Hundreds of visitors lined the street forming a book brigade as employees opened the doors to the now former branch and selected the last of the books from a lonely, last shelf the only thing remaining in the old branch. From little hands to big hands, the books were passed to their new home: A 14,352 square foot modern facility that includes new meeting spaces, a community room and updated technology alongside the previous collection of books.

“We’re so excited to welcome our customers to this incredible new building, which we think will be a tremendous resource for residents of South Kansas City,” said Sherry Bridges, Red Bridge Branch Manager. “The resources and amenities now available at the Library’s Red Bridge Branch better reflect what customers expect and deserve from a 21st century library.”

The new branch is also 2,300 square feet larger and has a new outdoor patio (with WiFi extended outside), lighting designed to mimic natural sunlight, a family restroom and a wellness room, where patrons can have a moment of privacy.

The plan began 14 months ago and included a team of 10 library district employees along with five architects and designers. Renovation began on the new location in January of 2019 – and there’s a purposeful holdover from the previous occupant, a bowling alley: The stairs leading from the reception area down to the main collection are the stairs that once led down to the lanes. Today, the bright, light wood has seating incorporated throughout, creating embankments where customers can relax, kick back and utilize the space for anything from reading a book to using one of the six new laptops and laptop desks.

The former branch opened in 1987, and since then, the services that people need and want have evolved. Other technology upgrades include five new TV monitors and eight public desktop computers.

MCPL Public Relations Coordinator Emily Brown said these new features are the result of public comment. The district reached out to its users through online surveys and public meetings. And the answer was clear: More technology and intentional spaces.

“We really wanted to make sure we are providing the types of things each individual community needs and wants to see,” Brown said. “People use the library a lot differently than they did back then; they actually want to come in and stay, use it as co-working space, study space, and use the Wi-Fi.”

It’s not just about books, Bridges said. Today, patrons want and expect those modern features.

“Serving people through technology is a big part of our services,” she said.

The move to open the new Red Bridge Branch is part of a $113 million capital improvement plan that will upgrade many locations throughout the district. The funding was made possible by increased funding from the passage of Proposition L by voters in 2016. The Red Bridge branch serves an estimated 41,000 customers, with the district serving more than 800,000.

“Every branch will be touched in some way,” Brown said, adding that two new branches, one in Lee’s Summit and one in Independence, will break ground soon.

The library is located at 453 Red Bridge Rd. in the Red Bridge Shopping Center in Kansas City, Missouri.
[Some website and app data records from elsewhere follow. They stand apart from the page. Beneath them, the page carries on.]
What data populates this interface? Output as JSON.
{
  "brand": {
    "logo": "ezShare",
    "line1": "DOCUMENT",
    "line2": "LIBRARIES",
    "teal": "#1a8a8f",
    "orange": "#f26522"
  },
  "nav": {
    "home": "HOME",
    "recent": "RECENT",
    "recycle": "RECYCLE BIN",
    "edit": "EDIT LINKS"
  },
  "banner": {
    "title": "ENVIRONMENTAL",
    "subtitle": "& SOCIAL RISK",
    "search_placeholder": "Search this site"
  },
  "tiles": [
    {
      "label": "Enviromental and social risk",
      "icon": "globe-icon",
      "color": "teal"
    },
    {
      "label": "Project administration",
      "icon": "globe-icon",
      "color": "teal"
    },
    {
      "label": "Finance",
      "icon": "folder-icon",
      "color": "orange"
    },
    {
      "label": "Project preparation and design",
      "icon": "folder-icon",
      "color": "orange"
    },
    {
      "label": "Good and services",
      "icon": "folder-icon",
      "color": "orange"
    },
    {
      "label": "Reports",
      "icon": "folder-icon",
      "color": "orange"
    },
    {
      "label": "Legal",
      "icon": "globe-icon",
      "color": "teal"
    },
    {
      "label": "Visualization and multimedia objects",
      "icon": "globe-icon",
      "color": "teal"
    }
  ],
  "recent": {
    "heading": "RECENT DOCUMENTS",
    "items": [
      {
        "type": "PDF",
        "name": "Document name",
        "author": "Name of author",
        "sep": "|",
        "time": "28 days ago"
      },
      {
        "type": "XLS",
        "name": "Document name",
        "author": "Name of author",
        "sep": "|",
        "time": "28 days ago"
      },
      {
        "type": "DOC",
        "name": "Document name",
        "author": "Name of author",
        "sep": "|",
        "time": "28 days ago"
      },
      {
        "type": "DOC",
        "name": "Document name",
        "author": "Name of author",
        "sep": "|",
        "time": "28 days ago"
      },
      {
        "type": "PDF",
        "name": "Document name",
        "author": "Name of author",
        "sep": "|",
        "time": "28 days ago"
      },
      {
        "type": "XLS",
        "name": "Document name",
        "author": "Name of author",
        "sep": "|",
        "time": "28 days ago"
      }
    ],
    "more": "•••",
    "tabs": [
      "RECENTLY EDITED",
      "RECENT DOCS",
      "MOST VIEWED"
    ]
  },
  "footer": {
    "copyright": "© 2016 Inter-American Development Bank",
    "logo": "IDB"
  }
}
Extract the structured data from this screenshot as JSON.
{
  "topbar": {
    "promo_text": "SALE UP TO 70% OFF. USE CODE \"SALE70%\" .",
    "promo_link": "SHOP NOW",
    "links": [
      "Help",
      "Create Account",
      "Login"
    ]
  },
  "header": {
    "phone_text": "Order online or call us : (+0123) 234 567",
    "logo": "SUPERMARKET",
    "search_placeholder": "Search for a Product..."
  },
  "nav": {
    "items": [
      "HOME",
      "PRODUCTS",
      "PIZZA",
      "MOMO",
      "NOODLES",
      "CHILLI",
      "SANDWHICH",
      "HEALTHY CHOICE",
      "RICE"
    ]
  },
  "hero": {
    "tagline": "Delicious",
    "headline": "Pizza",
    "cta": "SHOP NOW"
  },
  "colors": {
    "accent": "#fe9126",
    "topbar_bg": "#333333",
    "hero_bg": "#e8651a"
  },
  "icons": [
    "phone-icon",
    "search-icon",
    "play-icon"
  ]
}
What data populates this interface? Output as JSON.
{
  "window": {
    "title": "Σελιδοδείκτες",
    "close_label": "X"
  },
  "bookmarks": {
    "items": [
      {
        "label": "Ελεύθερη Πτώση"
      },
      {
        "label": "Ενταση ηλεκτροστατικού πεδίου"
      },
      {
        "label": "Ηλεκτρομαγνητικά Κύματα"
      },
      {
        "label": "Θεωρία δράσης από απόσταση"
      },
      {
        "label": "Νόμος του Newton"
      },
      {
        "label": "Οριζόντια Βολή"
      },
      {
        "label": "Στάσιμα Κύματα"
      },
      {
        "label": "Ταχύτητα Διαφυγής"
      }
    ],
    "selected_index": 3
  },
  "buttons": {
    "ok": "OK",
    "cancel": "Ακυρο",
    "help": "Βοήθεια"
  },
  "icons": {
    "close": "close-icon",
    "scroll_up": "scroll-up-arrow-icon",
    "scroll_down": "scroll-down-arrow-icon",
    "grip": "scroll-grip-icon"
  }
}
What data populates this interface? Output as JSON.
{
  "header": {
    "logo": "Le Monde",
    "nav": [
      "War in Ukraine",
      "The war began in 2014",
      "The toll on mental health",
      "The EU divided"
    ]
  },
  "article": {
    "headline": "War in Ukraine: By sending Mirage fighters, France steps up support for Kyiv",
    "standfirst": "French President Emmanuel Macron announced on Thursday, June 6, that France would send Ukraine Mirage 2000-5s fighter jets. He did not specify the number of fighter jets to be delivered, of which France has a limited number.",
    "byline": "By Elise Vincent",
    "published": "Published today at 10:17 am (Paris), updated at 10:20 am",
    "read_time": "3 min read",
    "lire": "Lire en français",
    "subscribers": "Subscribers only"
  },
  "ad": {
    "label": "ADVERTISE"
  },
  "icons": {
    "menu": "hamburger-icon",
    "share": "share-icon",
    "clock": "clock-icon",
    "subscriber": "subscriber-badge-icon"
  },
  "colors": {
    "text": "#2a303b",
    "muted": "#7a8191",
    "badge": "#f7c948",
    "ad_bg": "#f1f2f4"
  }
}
For more information, visit https://www.mymcpl.org/locations/red-bridge.